(Beginning of Dataset excerpts)

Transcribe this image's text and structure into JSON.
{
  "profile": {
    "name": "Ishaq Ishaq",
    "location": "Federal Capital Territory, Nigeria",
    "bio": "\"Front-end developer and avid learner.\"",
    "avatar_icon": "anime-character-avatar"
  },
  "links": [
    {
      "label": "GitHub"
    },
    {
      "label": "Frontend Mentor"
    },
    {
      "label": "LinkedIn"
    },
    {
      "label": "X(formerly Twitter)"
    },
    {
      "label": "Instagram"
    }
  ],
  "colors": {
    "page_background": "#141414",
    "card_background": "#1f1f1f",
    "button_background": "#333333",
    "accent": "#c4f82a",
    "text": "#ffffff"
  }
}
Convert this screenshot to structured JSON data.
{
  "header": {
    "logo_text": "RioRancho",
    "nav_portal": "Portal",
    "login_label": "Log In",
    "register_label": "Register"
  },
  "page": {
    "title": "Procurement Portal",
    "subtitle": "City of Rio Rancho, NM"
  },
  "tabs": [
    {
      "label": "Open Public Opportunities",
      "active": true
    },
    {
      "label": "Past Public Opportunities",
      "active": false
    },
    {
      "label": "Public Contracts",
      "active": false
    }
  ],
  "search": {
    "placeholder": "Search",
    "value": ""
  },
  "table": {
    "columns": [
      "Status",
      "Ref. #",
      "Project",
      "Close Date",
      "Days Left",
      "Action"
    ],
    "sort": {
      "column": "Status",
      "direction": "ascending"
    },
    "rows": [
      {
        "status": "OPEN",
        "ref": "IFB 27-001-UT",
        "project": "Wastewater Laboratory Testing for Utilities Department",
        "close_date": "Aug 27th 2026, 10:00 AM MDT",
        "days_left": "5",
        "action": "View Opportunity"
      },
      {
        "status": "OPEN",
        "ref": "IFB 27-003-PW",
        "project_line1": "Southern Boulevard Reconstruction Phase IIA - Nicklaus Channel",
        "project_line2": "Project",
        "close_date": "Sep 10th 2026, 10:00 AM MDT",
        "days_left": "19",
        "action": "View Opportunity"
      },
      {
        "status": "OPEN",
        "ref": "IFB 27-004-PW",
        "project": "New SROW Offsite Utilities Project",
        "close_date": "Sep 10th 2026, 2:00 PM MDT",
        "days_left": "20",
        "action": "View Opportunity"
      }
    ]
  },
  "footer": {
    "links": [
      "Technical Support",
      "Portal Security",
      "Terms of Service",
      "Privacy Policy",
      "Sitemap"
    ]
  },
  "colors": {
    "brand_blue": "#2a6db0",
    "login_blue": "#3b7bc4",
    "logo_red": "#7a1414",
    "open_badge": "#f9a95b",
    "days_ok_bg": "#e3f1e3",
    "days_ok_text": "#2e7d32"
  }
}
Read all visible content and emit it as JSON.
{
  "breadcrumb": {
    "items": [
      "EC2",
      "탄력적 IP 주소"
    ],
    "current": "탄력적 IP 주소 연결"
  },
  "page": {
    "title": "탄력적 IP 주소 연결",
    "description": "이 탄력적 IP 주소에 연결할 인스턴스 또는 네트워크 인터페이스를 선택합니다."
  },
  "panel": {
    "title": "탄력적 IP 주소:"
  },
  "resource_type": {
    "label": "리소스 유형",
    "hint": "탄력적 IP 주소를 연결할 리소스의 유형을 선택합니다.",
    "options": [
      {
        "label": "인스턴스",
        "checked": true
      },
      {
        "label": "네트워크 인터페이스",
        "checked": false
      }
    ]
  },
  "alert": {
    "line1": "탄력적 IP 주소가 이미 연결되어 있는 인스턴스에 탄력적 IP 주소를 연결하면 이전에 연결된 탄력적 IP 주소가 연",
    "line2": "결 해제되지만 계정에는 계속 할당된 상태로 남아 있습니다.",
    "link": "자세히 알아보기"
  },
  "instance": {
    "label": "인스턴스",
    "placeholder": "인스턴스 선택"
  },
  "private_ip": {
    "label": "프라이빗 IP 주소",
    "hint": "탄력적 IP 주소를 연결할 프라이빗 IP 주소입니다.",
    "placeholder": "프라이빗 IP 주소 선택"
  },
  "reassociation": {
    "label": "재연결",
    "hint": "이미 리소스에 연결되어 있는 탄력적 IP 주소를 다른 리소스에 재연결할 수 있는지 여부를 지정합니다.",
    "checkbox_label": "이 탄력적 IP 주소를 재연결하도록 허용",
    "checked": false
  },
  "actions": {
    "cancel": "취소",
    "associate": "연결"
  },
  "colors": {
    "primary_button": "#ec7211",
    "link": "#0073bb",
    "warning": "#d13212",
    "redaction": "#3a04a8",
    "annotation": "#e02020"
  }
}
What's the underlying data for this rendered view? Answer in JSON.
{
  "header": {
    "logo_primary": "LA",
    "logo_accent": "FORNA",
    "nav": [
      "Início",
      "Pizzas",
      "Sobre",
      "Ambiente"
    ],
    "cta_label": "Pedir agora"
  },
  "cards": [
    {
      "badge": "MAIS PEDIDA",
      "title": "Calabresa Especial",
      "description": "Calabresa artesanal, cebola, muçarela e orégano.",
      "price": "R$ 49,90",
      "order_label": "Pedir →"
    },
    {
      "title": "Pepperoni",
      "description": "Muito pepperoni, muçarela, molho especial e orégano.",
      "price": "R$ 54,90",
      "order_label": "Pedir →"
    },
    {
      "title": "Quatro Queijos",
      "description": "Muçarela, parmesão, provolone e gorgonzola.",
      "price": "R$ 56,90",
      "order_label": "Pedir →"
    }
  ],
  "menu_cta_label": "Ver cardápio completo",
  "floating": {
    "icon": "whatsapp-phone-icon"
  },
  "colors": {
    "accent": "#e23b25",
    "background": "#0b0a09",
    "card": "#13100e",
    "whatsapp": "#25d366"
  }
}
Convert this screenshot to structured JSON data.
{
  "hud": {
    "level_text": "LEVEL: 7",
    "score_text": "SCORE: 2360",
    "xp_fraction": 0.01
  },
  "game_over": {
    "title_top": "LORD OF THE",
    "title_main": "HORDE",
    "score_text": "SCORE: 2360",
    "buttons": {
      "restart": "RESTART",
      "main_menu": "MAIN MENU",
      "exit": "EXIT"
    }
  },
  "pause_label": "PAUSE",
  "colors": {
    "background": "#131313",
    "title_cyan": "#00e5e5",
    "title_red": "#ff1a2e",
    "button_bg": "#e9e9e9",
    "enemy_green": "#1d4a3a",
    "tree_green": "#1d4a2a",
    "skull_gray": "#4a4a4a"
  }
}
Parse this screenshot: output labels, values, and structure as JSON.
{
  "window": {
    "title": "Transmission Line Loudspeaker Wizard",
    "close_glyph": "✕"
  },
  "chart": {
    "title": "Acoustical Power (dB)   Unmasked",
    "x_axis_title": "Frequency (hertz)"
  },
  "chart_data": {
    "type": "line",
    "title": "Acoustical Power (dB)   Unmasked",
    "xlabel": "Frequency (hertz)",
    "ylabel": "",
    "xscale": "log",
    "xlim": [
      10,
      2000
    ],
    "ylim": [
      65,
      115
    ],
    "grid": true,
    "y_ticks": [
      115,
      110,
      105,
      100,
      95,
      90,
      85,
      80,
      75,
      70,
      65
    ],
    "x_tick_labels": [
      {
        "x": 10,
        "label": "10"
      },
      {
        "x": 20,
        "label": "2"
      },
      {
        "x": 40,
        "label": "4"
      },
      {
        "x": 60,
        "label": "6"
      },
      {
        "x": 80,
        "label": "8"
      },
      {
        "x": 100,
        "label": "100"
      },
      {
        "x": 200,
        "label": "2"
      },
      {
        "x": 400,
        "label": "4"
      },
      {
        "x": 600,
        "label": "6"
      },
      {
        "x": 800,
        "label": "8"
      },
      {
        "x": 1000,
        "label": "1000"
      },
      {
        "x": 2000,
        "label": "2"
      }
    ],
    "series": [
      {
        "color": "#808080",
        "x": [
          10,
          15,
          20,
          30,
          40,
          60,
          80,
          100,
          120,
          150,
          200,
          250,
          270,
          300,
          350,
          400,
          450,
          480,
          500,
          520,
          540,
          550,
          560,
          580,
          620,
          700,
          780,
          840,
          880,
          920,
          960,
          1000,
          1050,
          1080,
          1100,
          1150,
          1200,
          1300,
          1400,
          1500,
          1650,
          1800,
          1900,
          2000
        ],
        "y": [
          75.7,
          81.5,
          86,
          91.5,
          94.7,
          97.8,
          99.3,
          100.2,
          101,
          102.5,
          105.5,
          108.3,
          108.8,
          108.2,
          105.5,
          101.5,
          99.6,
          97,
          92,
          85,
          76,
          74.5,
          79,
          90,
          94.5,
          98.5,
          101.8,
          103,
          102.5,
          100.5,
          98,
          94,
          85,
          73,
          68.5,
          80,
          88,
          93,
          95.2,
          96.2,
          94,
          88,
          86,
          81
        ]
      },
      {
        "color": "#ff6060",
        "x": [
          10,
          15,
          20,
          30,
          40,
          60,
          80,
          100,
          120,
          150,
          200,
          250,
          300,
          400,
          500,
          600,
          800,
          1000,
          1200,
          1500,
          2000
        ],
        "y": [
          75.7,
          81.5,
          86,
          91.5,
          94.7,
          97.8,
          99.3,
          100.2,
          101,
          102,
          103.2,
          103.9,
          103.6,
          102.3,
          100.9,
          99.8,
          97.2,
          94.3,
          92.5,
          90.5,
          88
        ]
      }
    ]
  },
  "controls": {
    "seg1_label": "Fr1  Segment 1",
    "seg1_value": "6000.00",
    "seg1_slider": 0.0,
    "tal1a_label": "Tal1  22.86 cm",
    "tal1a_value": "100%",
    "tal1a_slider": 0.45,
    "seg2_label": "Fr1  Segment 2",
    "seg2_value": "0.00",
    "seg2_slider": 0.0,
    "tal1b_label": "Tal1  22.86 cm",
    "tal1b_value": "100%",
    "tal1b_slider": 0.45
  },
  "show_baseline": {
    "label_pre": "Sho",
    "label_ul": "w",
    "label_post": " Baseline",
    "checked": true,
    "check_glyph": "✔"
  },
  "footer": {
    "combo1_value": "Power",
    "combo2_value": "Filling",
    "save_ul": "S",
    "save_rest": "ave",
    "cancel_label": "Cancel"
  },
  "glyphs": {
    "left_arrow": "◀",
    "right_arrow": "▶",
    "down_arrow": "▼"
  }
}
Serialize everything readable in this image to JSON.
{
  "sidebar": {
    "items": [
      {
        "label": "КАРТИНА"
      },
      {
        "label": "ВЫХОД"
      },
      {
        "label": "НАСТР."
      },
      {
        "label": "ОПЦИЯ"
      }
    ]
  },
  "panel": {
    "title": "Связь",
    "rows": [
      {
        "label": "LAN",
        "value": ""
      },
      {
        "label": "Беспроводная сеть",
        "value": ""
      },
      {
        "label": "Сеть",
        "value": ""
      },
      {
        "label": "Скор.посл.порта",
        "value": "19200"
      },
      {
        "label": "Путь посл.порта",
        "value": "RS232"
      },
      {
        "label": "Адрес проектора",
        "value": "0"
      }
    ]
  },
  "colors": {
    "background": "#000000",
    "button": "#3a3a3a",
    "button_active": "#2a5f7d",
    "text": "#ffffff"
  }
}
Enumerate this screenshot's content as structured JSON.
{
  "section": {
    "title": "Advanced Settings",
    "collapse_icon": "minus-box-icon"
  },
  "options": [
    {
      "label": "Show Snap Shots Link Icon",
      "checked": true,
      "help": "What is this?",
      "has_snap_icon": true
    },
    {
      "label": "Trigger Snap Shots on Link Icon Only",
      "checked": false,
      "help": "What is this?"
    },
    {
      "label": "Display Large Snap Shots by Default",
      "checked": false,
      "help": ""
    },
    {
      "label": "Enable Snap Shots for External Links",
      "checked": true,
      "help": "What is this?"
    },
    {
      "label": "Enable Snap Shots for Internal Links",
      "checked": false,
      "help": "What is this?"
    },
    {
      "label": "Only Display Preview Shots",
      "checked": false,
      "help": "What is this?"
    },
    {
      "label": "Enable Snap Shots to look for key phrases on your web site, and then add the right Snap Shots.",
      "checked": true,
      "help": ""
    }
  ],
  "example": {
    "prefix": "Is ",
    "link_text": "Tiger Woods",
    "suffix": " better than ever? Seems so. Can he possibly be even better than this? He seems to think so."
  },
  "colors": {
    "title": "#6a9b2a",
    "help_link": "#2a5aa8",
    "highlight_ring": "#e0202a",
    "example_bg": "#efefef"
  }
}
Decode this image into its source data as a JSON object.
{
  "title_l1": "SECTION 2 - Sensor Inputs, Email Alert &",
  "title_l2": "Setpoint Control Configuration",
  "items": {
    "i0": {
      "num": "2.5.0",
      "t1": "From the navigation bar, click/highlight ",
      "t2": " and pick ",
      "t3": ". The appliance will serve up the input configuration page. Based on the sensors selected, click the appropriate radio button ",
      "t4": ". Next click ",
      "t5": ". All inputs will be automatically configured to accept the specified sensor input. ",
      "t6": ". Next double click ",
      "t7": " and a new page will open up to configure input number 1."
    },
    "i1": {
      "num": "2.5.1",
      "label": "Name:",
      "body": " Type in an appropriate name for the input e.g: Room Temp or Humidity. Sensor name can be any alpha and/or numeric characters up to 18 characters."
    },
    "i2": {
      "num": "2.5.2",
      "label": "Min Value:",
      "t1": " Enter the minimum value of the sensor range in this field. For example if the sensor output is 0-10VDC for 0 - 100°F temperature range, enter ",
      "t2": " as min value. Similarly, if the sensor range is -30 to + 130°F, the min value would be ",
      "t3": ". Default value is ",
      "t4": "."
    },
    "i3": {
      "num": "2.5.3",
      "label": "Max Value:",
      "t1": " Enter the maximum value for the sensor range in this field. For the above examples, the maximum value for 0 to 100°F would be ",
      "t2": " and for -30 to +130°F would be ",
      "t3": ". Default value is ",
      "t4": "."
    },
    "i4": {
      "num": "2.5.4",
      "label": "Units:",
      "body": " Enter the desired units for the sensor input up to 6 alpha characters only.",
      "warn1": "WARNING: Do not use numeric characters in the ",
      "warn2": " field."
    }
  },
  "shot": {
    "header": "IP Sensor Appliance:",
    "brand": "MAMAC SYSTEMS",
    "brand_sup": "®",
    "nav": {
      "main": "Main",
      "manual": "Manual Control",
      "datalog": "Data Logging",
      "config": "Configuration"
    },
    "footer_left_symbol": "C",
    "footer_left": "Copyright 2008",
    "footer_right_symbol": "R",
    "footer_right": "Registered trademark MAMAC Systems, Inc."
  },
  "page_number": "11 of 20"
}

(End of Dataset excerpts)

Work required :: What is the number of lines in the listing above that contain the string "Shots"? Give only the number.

Task result :: 7